TRY IT:
Take every line from the listing below that includes "void" and copy it.

[SOURCE DATA — start]

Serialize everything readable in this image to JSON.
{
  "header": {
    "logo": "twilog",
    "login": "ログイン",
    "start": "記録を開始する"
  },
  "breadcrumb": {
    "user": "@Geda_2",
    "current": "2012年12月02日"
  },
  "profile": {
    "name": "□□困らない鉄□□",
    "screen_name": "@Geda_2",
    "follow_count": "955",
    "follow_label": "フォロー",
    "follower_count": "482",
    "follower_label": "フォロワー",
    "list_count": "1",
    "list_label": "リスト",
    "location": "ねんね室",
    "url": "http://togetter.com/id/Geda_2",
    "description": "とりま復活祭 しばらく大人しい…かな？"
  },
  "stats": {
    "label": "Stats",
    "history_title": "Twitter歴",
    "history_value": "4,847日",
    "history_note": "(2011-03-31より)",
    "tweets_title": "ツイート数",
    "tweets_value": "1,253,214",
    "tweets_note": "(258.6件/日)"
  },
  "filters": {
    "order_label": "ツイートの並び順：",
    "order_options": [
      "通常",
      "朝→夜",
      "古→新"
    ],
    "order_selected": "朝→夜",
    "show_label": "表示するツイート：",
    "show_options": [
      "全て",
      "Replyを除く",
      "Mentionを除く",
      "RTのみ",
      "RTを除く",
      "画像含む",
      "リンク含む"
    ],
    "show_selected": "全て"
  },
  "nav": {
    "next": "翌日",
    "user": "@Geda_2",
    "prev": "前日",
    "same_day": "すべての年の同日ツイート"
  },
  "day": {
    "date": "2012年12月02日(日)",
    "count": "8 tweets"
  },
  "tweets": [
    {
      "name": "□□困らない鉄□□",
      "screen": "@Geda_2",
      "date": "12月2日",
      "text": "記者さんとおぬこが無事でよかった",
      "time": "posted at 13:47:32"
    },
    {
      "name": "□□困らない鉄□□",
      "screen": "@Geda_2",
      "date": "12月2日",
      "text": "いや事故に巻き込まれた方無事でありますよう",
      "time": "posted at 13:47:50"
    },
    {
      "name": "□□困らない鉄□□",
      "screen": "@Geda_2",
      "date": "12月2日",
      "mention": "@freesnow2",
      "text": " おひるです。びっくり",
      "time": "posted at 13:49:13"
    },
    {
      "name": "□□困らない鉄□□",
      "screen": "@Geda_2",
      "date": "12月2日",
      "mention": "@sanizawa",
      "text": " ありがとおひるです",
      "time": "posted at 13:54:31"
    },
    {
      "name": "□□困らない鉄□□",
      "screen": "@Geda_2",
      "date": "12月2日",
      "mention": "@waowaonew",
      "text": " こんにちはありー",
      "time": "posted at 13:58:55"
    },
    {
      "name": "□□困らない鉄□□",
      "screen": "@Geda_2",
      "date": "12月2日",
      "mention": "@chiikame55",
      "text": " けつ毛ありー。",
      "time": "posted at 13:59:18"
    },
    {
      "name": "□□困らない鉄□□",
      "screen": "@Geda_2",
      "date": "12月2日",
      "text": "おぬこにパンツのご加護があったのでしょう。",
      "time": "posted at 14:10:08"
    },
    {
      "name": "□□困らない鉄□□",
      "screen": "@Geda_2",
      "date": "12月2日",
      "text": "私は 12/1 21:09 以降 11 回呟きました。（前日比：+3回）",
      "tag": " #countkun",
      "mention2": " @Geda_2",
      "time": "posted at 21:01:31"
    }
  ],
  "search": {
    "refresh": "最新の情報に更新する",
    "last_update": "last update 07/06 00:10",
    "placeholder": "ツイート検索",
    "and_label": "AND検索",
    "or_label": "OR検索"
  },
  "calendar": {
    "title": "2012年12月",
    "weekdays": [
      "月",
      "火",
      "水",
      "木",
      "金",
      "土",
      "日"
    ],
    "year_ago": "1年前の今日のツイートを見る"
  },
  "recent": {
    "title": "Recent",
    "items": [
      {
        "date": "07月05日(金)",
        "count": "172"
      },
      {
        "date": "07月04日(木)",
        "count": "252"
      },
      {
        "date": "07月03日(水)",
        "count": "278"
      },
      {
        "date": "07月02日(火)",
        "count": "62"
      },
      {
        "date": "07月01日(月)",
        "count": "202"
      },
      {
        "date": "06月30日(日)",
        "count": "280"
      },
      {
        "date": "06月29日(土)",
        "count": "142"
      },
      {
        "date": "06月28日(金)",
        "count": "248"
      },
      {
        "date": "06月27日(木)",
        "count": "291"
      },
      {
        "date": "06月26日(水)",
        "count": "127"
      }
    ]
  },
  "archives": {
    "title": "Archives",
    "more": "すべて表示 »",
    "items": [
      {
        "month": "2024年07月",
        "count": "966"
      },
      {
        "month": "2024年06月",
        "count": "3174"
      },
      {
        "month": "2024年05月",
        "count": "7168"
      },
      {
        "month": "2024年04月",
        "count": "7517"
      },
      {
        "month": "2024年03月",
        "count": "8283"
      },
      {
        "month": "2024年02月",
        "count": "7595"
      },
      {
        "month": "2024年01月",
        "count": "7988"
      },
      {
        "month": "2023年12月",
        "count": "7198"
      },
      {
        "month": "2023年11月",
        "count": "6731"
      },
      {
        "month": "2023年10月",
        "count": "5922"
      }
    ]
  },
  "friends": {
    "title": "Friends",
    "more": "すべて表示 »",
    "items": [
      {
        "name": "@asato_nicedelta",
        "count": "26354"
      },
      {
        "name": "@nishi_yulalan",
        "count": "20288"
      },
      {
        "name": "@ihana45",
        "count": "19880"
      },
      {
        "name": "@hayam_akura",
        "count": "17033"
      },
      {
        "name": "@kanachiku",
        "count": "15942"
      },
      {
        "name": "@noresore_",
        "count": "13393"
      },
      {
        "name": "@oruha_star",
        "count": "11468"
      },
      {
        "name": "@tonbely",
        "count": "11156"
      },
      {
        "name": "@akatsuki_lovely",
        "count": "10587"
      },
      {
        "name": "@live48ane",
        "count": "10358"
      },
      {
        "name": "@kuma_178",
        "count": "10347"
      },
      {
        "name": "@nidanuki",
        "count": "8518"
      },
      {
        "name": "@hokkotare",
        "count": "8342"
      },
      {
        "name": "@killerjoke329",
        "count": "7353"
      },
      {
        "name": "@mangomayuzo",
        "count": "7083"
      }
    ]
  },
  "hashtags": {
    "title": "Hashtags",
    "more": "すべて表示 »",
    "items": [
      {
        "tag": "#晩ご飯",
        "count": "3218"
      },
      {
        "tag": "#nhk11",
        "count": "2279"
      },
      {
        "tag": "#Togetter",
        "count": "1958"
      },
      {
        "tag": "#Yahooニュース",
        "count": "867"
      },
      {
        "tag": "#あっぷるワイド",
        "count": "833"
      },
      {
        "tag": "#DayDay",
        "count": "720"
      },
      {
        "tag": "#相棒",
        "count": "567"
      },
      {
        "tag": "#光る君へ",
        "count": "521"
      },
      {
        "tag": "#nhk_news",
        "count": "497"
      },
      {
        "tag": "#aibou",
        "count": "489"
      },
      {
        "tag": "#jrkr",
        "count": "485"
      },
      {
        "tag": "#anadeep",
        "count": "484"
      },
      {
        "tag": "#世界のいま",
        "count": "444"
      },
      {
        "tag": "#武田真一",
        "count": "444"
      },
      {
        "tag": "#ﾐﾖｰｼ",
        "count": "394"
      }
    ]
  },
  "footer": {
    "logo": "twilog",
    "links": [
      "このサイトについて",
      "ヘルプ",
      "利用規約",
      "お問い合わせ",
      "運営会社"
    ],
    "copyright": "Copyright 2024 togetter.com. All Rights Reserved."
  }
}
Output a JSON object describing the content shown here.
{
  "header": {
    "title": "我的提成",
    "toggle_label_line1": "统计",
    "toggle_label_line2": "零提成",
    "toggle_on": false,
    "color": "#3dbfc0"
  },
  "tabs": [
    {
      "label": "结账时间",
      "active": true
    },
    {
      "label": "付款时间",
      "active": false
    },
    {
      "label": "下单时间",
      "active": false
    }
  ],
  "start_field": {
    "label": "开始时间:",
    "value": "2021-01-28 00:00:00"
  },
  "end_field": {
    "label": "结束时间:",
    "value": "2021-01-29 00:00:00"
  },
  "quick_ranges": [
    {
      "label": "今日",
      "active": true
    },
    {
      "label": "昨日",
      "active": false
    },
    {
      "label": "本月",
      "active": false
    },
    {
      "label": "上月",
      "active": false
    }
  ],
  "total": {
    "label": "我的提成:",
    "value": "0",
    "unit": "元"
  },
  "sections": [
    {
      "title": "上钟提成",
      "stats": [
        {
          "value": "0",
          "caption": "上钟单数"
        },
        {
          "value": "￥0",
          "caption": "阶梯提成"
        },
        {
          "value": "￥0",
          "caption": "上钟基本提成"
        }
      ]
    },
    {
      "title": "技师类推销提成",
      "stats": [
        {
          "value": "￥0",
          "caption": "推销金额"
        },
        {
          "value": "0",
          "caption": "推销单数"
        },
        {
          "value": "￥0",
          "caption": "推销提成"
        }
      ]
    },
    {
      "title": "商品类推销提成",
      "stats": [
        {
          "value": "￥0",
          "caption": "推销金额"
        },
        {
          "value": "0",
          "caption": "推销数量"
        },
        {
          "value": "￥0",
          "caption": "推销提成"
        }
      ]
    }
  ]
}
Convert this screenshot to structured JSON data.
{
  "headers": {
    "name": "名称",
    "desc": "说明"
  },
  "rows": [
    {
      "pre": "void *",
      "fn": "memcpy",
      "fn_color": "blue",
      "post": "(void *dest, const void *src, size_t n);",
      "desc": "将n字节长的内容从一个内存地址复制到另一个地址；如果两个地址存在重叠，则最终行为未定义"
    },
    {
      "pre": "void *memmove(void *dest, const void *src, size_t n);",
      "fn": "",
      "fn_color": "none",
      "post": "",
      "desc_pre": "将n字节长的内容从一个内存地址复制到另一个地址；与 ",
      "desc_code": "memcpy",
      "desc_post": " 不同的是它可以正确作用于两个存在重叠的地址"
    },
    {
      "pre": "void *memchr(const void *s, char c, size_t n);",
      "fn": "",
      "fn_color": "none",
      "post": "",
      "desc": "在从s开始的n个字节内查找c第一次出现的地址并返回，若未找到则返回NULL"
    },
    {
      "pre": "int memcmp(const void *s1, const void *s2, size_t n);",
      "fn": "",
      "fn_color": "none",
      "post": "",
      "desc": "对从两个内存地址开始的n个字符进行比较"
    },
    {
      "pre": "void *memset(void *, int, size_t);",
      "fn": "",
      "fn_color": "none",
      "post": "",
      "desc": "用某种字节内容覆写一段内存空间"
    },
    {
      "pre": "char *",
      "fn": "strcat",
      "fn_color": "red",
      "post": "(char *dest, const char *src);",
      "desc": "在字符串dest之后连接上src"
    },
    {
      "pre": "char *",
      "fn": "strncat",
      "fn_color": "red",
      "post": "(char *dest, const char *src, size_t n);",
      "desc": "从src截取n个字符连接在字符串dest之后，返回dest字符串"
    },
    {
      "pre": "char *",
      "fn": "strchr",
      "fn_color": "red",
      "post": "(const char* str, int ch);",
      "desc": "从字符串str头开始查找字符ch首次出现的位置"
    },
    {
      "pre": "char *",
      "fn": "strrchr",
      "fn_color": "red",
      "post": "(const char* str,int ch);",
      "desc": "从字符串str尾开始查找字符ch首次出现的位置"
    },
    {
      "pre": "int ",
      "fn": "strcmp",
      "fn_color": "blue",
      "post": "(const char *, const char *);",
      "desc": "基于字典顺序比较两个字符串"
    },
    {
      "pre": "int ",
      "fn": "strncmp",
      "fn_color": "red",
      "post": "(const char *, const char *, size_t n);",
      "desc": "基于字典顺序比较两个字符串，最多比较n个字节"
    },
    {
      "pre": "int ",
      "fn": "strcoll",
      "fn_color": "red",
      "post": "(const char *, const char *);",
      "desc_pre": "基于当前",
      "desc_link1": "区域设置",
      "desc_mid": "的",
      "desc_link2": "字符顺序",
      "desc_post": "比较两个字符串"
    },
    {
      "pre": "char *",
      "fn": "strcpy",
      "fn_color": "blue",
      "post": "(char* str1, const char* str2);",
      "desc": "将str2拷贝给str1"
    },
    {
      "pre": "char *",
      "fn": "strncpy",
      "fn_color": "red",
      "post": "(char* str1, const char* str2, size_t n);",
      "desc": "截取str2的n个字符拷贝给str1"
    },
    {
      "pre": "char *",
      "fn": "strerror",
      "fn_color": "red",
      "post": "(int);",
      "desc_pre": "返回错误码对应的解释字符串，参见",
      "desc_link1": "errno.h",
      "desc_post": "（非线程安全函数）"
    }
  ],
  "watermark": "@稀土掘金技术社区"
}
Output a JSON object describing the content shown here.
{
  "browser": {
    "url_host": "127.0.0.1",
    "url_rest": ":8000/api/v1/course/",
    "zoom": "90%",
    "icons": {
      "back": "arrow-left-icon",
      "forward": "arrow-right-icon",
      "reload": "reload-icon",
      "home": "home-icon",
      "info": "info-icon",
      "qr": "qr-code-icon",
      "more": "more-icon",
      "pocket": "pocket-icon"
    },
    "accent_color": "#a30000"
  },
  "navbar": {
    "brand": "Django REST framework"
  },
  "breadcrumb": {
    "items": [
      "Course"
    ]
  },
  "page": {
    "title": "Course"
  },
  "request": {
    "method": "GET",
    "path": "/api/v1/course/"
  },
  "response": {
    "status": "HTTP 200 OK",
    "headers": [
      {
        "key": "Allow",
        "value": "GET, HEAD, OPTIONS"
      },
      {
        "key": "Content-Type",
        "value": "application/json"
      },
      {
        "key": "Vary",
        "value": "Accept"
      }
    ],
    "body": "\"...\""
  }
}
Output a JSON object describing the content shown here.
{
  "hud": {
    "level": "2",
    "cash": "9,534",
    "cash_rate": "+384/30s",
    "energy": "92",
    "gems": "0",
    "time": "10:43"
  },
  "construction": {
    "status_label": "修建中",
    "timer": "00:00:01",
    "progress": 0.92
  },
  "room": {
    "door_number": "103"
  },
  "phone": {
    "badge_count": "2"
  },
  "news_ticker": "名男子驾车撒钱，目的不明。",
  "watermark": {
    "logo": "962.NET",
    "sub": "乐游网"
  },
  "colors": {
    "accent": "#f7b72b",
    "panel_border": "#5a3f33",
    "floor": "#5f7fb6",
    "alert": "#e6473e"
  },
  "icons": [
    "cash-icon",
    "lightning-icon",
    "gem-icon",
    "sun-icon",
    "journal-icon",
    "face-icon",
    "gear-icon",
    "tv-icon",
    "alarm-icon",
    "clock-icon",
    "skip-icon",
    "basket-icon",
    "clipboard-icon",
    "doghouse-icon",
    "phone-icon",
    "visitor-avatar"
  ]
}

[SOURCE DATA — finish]

EXERCISE SOLUTION:
      "pre": "void *",
      "post": "(void *dest, const void *src, size_t n);",
      "pre": "void *memmove(void *dest, const void *src, size_t n);",
      "pre": "void *memchr(const void *s, char c, size_t n);",
      "pre": "int memcmp(const void *s1, const void *s2, size_t n);",
      "pre": "void *memset(void *, int, size_t);",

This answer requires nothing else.